One line at a time, check the entries below for the word "this", and copy each line that has it.

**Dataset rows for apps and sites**
+++
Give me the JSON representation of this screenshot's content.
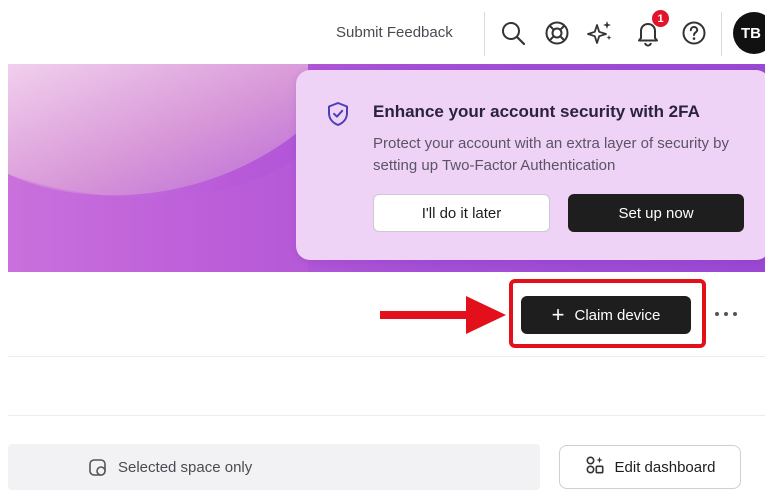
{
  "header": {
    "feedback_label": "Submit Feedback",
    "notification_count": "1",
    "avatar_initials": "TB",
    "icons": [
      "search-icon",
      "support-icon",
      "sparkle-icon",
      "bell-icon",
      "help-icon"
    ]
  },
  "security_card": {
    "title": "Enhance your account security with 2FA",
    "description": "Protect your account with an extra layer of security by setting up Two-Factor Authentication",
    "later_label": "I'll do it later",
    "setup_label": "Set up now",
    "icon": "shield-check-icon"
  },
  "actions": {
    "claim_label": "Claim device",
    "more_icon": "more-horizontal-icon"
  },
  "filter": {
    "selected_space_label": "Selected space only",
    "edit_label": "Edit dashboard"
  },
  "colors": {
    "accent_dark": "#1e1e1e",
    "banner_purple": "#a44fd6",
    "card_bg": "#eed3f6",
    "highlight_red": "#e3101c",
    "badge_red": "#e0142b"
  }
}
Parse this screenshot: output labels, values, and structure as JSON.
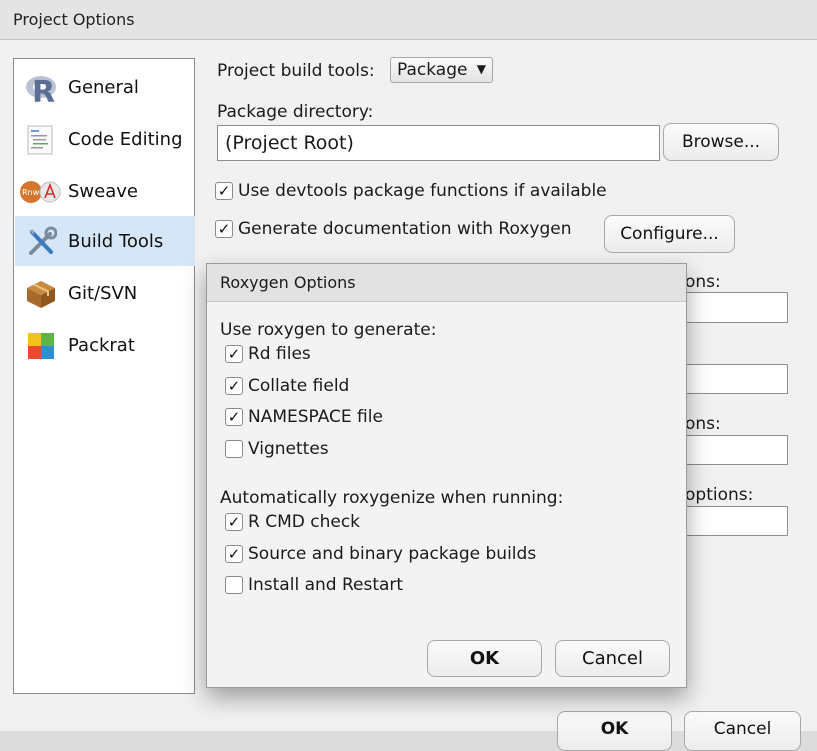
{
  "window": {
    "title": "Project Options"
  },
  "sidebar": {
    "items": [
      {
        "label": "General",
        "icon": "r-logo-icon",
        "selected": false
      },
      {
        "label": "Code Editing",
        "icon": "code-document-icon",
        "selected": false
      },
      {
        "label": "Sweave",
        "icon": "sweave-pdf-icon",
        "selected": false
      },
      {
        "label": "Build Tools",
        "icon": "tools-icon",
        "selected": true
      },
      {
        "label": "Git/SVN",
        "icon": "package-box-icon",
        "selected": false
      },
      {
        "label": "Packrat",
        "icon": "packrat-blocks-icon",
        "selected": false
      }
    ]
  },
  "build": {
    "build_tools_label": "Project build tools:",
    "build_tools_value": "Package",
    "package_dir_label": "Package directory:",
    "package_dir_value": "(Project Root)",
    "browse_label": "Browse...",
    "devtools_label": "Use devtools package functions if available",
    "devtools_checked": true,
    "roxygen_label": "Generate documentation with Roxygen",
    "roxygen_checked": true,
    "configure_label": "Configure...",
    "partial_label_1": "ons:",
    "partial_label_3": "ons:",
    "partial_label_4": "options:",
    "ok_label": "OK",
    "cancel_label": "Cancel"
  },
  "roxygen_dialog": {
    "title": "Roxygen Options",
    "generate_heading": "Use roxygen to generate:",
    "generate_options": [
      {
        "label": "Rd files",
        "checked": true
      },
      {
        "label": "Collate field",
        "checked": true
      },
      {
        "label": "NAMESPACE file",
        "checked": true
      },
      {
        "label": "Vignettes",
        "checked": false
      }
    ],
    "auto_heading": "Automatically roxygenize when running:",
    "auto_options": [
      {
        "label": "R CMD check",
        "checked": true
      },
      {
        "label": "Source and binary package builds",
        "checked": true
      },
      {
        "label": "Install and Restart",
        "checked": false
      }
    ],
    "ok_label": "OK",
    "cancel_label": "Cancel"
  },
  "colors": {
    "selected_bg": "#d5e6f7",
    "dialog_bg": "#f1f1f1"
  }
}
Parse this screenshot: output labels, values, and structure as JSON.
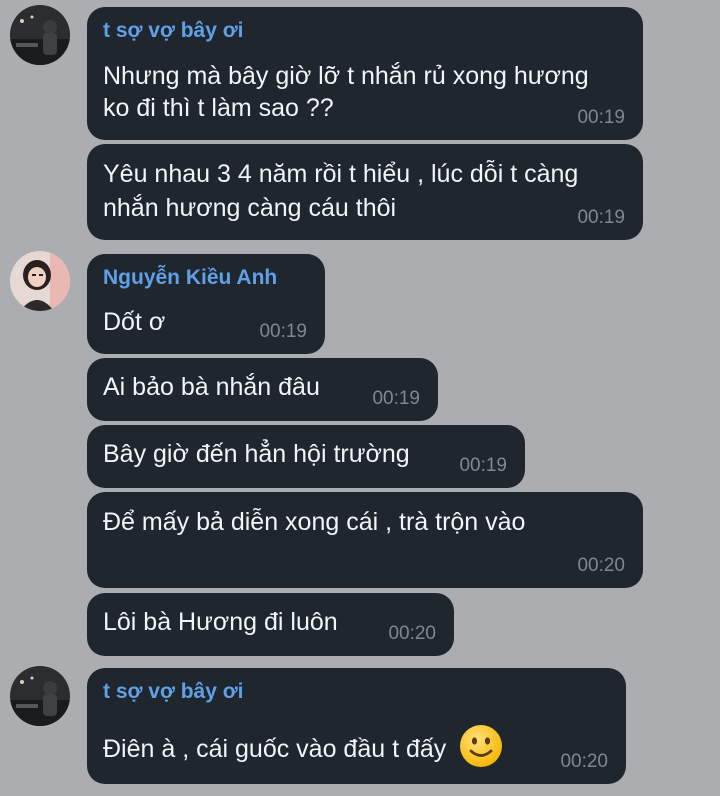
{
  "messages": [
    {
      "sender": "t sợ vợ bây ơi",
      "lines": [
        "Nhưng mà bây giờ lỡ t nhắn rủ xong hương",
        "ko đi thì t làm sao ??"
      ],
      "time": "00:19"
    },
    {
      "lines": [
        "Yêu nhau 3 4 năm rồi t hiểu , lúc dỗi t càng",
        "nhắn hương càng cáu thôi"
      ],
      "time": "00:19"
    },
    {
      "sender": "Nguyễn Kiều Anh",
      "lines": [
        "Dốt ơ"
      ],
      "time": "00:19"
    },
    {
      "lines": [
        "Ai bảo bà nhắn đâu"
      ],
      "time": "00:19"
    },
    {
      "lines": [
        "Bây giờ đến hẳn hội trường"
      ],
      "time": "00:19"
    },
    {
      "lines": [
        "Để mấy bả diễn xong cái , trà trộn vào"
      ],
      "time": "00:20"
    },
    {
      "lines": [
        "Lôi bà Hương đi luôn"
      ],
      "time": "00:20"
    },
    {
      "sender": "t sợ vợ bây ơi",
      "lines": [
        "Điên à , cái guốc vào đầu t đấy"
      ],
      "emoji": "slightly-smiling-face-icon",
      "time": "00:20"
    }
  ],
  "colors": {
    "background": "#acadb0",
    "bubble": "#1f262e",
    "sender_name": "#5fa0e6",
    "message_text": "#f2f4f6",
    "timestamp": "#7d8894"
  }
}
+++
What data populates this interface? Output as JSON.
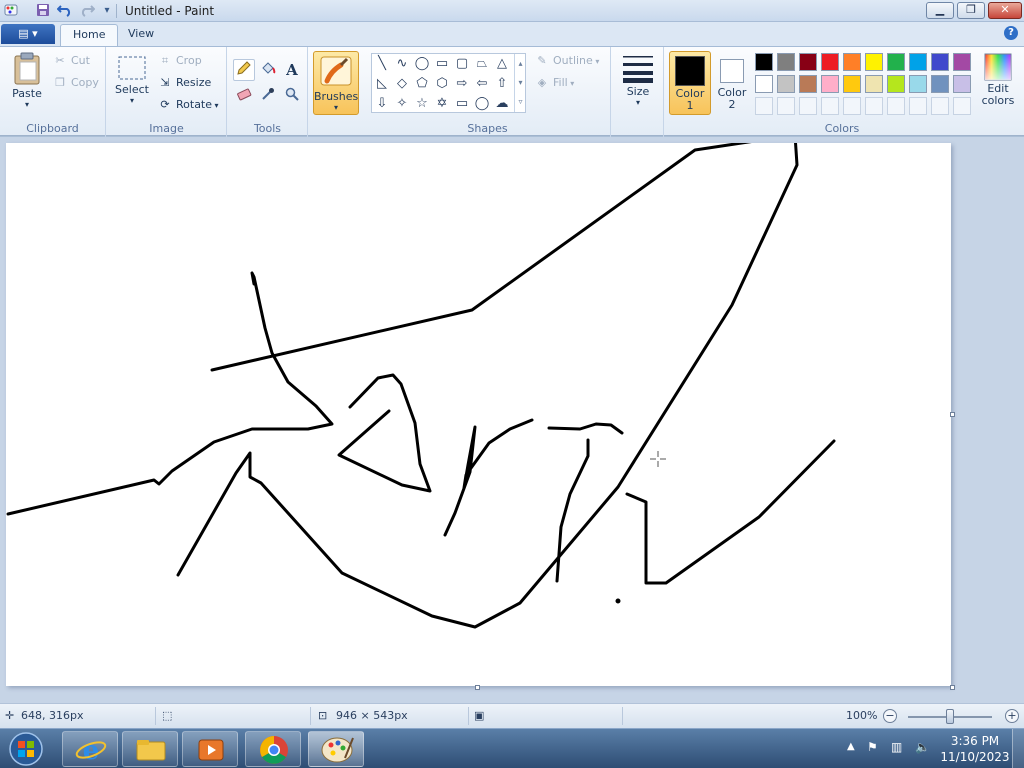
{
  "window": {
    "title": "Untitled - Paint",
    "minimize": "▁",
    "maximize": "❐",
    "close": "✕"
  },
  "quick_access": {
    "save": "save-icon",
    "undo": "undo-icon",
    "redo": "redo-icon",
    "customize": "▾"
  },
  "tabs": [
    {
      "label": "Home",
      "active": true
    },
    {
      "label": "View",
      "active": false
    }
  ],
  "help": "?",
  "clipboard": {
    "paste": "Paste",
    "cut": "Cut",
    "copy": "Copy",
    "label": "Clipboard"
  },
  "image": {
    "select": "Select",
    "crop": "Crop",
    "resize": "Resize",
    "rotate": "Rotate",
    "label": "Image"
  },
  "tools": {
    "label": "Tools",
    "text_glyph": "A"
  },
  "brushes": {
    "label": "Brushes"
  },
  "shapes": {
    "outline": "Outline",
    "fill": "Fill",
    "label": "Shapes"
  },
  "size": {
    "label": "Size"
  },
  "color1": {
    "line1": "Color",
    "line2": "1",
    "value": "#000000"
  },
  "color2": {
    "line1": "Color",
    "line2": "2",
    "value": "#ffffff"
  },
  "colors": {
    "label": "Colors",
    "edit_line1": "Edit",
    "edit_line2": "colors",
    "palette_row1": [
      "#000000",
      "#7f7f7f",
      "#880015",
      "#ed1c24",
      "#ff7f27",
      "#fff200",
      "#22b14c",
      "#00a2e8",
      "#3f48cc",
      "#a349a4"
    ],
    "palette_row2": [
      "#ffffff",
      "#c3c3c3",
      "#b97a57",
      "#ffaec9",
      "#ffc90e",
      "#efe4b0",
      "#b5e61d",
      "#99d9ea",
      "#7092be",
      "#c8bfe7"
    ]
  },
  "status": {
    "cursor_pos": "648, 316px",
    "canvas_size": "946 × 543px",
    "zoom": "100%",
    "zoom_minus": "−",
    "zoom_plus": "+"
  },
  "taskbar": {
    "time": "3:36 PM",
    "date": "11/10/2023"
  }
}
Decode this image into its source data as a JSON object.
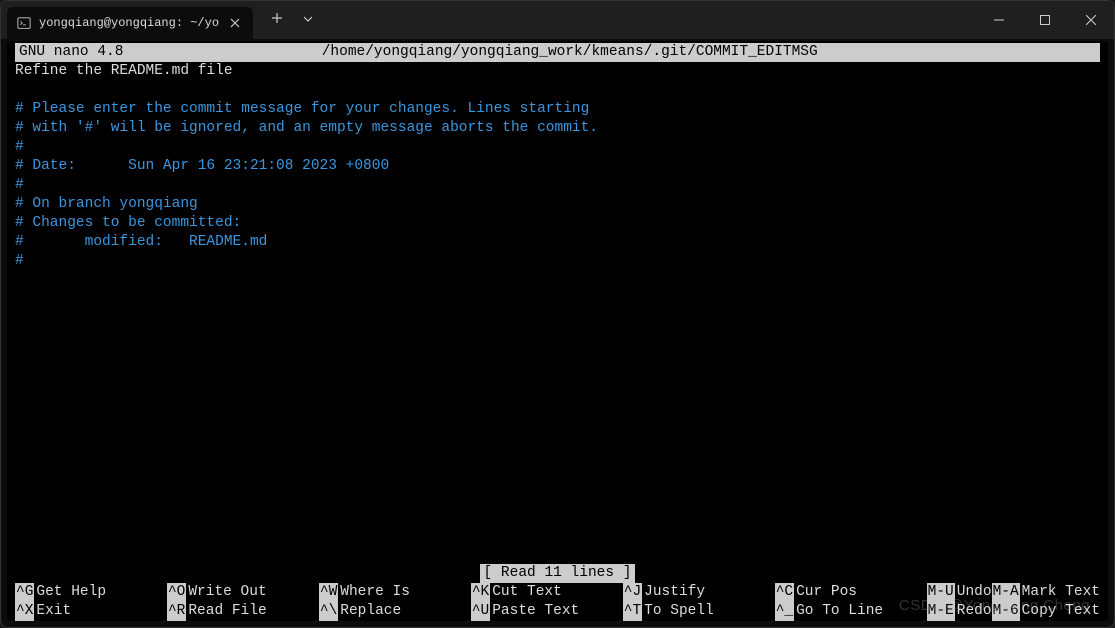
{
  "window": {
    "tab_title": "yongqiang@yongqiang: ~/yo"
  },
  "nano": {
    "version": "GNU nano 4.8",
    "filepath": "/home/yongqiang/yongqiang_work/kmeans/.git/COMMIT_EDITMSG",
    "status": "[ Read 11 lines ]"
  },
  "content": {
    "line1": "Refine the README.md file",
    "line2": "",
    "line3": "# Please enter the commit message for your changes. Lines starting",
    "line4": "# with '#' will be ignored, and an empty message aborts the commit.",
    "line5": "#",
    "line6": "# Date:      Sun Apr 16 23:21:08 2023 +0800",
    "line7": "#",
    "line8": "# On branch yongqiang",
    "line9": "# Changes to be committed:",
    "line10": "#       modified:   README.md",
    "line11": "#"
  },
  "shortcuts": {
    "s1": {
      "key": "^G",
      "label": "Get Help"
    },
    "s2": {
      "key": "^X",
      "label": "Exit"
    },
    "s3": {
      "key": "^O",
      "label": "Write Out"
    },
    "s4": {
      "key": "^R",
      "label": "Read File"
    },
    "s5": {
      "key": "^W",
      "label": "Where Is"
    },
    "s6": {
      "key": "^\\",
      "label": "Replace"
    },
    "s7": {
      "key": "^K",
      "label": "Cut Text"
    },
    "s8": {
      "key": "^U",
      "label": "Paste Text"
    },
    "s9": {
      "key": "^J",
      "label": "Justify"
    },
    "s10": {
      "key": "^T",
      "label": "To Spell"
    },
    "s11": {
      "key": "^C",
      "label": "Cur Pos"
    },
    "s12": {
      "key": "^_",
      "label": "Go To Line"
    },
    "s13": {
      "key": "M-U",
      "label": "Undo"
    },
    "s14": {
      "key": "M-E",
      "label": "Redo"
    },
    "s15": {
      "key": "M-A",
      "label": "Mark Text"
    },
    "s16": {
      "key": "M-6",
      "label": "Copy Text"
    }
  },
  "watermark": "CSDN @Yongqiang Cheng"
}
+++
**Finished task**
Give me the JSON representation of this screenshot's content.
Parse this screenshot: output labels, values, and structure as JSON.
Parse this screenshot: output labels, values, and structure as JSON.
What data populates this interface? Output as JSON.
Decode this image into its source data as a JSON object.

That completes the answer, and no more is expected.